____ INFORMATION

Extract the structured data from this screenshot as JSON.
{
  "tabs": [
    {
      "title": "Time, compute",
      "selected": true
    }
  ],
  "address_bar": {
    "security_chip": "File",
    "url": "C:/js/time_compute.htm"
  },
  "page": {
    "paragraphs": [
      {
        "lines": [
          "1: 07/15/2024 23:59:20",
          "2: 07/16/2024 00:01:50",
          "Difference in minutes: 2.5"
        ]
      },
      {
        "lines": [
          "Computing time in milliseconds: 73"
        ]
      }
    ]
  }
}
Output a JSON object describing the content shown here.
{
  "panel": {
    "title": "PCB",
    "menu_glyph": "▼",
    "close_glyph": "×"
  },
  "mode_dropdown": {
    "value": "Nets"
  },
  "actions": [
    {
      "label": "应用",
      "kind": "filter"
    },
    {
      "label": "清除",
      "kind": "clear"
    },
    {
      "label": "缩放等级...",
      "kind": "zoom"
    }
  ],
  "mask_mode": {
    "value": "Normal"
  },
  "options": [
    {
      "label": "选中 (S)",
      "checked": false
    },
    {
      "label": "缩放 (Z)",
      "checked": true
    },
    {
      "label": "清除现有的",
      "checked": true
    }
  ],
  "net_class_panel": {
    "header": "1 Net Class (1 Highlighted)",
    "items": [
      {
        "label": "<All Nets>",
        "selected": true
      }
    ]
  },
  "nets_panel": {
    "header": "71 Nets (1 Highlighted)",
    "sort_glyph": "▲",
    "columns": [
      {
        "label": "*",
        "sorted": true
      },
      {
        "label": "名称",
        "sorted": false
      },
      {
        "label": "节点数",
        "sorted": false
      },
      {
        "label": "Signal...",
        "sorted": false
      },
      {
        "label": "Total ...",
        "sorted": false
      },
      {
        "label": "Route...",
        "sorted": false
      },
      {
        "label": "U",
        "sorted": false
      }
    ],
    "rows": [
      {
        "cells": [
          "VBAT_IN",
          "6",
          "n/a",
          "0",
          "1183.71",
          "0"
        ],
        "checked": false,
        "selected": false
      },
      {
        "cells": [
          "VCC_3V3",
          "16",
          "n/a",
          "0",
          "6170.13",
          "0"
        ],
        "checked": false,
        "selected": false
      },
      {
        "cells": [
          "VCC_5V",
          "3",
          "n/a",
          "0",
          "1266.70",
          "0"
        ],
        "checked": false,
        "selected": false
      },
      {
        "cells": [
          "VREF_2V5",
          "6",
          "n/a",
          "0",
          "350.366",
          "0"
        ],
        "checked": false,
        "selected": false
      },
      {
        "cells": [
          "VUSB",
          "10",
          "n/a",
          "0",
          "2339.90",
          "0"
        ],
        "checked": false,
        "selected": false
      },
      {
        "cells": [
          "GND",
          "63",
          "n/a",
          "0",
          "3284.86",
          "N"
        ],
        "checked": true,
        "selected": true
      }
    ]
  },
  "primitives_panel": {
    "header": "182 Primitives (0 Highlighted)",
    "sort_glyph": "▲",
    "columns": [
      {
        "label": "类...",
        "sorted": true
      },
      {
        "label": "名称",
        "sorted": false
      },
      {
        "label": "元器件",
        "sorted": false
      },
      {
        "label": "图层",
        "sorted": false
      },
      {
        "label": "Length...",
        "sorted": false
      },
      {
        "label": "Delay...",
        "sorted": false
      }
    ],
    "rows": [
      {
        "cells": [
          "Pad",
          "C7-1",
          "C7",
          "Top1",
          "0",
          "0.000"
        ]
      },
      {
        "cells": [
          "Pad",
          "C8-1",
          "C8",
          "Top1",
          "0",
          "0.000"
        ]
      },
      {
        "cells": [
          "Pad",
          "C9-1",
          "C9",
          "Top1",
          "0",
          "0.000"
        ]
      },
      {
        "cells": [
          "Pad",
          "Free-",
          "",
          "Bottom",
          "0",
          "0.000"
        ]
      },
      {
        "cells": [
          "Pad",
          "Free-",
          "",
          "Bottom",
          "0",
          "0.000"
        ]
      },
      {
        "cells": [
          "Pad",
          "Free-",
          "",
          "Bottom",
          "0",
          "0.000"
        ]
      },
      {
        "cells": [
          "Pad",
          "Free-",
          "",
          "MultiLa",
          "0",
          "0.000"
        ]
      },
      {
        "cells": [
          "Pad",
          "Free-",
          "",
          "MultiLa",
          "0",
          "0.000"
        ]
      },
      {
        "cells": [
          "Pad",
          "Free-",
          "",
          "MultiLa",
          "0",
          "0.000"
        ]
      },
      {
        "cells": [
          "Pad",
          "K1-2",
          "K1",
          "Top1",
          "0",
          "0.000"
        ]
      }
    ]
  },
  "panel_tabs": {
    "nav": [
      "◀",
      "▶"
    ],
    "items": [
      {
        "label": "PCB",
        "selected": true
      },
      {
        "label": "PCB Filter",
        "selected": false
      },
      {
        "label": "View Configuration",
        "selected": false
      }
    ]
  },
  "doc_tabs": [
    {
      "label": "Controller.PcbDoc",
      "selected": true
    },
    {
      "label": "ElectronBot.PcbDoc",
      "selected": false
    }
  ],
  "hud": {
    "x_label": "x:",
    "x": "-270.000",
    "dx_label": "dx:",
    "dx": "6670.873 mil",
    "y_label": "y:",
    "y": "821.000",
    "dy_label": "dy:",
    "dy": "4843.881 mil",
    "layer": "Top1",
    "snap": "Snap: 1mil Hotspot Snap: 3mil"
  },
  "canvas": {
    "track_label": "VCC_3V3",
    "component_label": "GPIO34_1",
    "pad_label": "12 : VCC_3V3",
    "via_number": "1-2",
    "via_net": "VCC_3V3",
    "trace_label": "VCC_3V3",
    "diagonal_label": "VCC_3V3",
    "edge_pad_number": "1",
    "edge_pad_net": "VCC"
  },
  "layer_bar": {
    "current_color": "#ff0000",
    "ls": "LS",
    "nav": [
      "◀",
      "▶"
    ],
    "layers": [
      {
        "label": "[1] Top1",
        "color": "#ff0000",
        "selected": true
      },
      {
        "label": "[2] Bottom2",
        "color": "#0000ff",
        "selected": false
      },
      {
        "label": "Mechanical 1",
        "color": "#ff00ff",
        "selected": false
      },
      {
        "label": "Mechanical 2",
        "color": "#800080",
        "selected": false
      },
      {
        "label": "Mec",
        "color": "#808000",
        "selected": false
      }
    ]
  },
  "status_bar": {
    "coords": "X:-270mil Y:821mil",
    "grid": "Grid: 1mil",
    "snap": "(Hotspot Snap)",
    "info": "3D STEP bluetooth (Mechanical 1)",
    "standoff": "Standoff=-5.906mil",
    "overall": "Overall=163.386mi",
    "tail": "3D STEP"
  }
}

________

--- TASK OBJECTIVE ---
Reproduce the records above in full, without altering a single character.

--- SOLUTION FOR THIS TASK ---
Extract the structured data from this screenshot as JSON.
{
  "tabs": [
    {
      "title": "Time, compute",
      "selected": true
    }
  ],
  "address_bar": {
    "security_chip": "File",
    "url": "C:/js/time_compute.htm"
  },
  "page": {
    "paragraphs": [
      {
        "lines": [
          "1: 07/15/2024 23:59:20",
          "2: 07/16/2024 00:01:50",
          "Difference in minutes: 2.5"
        ]
      },
      {
        "lines": [
          "Computing time in milliseconds: 73"
        ]
      }
    ]
  }
}
Output a JSON object describing the content shown here.
{
  "panel": {
    "title": "PCB",
    "menu_glyph": "▼",
    "close_glyph": "×"
  },
  "mode_dropdown": {
    "value": "Nets"
  },
  "actions": [
    {
      "label": "应用",
      "kind": "filter"
    },
    {
      "label": "清除",
      "kind": "clear"
    },
    {
      "label": "缩放等级...",
      "kind": "zoom"
    }
  ],
  "mask_mode": {
    "value": "Normal"
  },
  "options": [
    {
      "label": "选中 (S)",
      "checked": false
    },
    {
      "label": "缩放 (Z)",
      "checked": true
    },
    {
      "label": "清除现有的",
      "checked": true
    }
  ],
  "net_class_panel": {
    "header": "1 Net Class (1 Highlighted)",
    "items": [
      {
        "label": "<All Nets>",
        "selected": true
      }
    ]
  },
  "nets_panel": {
    "header": "71 Nets (1 Highlighted)",
    "sort_glyph": "▲",
    "columns": [
      {
        "label": "*",
        "sorted": true
      },
      {
        "label": "名称",
        "sorted": false
      },
      {
        "label": "节点数",
        "sorted": false
      },
      {
        "label": "Signal...",
        "sorted": false
      },
      {
        "label": "Total ...",
        "sorted": false
      },
      {
        "label": "Route...",
        "sorted": false
      },
      {
        "label": "U",
        "sorted": false
      }
    ],
    "rows": [
      {
        "cells": [
          "VBAT_IN",
          "6",
          "n/a",
          "0",
          "1183.71",
          "0"
        ],
        "checked": false,
        "selected": false
      },
      {
        "cells": [
          "VCC_3V3",
          "16",
          "n/a",
          "0",
          "6170.13",
          "0"
        ],
        "checked": false,
        "selected": false
      },
      {
        "cells": [
          "VCC_5V",
          "3",
          "n/a",
          "0",
          "1266.70",
          "0"
        ],
        "checked": false,
        "selected": false
      },
      {
        "cells": [
          "VREF_2V5",
          "6",
          "n/a",
          "0",
          "350.366",
          "0"
        ],
        "checked": false,
        "selected": false
      },
      {
        "cells": [
          "VUSB",
          "10",
          "n/a",
          "0",
          "2339.90",
          "0"
        ],
        "checked": false,
        "selected": false
      },
      {
        "cells": [
          "GND",
          "63",
          "n/a",
          "0",
          "3284.86",
          "N"
        ],
        "checked": true,
        "selected": true
      }
    ]
  },
  "primitives_panel": {
    "header": "182 Primitives (0 Highlighted)",
    "sort_glyph": "▲",
    "columns": [
      {
        "label": "类...",
        "sorted": true
      },
      {
        "label": "名称",
        "sorted": false
      },
      {
        "label": "元器件",
        "sorted": false
      },
      {
        "label": "图层",
        "sorted": false
      },
      {
        "label": "Length...",
        "sorted": false
      },
      {
        "label": "Delay...",
        "sorted": false
      }
    ],
    "rows": [
      {
        "cells": [
          "Pad",
          "C7-1",
          "C7",
          "Top1",
          "0",
          "0.000"
        ]
      },
      {
        "cells": [
          "Pad",
          "C8-1",
          "C8",
          "Top1",
          "0",
          "0.000"
        ]
      },
      {
        "cells": [
          "Pad",
          "C9-1",
          "C9",
          "Top1",
          "0",
          "0.000"
        ]
      },
      {
        "cells": [
          "Pad",
          "Free-",
          "",
          "Bottom",
          "0",
          "0.000"
        ]
      },
      {
        "cells": [
          "Pad",
          "Free-",
          "",
          "Bottom",
          "0",
          "0.000"
        ]
      },
      {
        "cells": [
          "Pad",
          "Free-",
          "",
          "Bottom",
          "0",
          "0.000"
        ]
      },
      {
        "cells": [
          "Pad",
          "Free-",
          "",
          "MultiLa",
          "0",
          "0.000"
        ]
      },
      {
        "cells": [
          "Pad",
          "Free-",
          "",
          "MultiLa",
          "0",
          "0.000"
        ]
      },
      {
        "cells": [
          "Pad",
          "Free-",
          "",
          "MultiLa",
          "0",
          "0.000"
        ]
      },
      {
        "cells": [
          "Pad",
          "K1-2",
          "K1",
          "Top1",
          "0",
          "0.000"
        ]
      }
    ]
  },
  "panel_tabs": {
    "nav": [
      "◀",
      "▶"
    ],
    "items": [
      {
        "label": "PCB",
        "selected": true
      },
      {
        "label": "PCB Filter",
        "selected": false
      },
      {
        "label": "View Configuration",
        "selected": false
      }
    ]
  },
  "doc_tabs": [
    {
      "label": "Controller.PcbDoc",
      "selected": true
    },
    {
      "label": "ElectronBot.PcbDoc",
      "selected": false
    }
  ],
  "hud": {
    "x_label": "x:",
    "x": "-270.000",
    "dx_label": "dx:",
    "dx": "6670.873 mil",
    "y_label": "y:",
    "y": "821.000",
    "dy_label": "dy:",
    "dy": "4843.881 mil",
    "layer": "Top1",
    "snap": "Snap: 1mil Hotspot Snap: 3mil"
  },
  "canvas": {
    "track_label": "VCC_3V3",
    "component_label": "GPIO34_1",
    "pad_label": "12 : VCC_3V3",
    "via_number": "1-2",
    "via_net": "VCC_3V3",
    "trace_label": "VCC_3V3",
    "diagonal_label": "VCC_3V3",
    "edge_pad_number": "1",
    "edge_pad_net": "VCC"
  },
  "layer_bar": {
    "current_color": "#ff0000",
    "ls": "LS",
    "nav": [
      "◀",
      "▶"
    ],
    "layers": [
      {
        "label": "[1] Top1",
        "color": "#ff0000",
        "selected": true
      },
      {
        "label": "[2] Bottom2",
        "color": "#0000ff",
        "selected": false
      },
      {
        "label": "Mechanical 1",
        "color": "#ff00ff",
        "selected": false
      },
      {
        "label": "Mechanical 2",
        "color": "#800080",
        "selected": false
      },
      {
        "label": "Mec",
        "color": "#808000",
        "selected": false
      }
    ]
  },
  "status_bar": {
    "coords": "X:-270mil Y:821mil",
    "grid": "Grid: 1mil",
    "snap": "(Hotspot Snap)",
    "info": "3D STEP bluetooth (Mechanical 1)",
    "standoff": "Standoff=-5.906mil",
    "overall": "Overall=163.386mi",
    "tail": "3D STEP"
  }
}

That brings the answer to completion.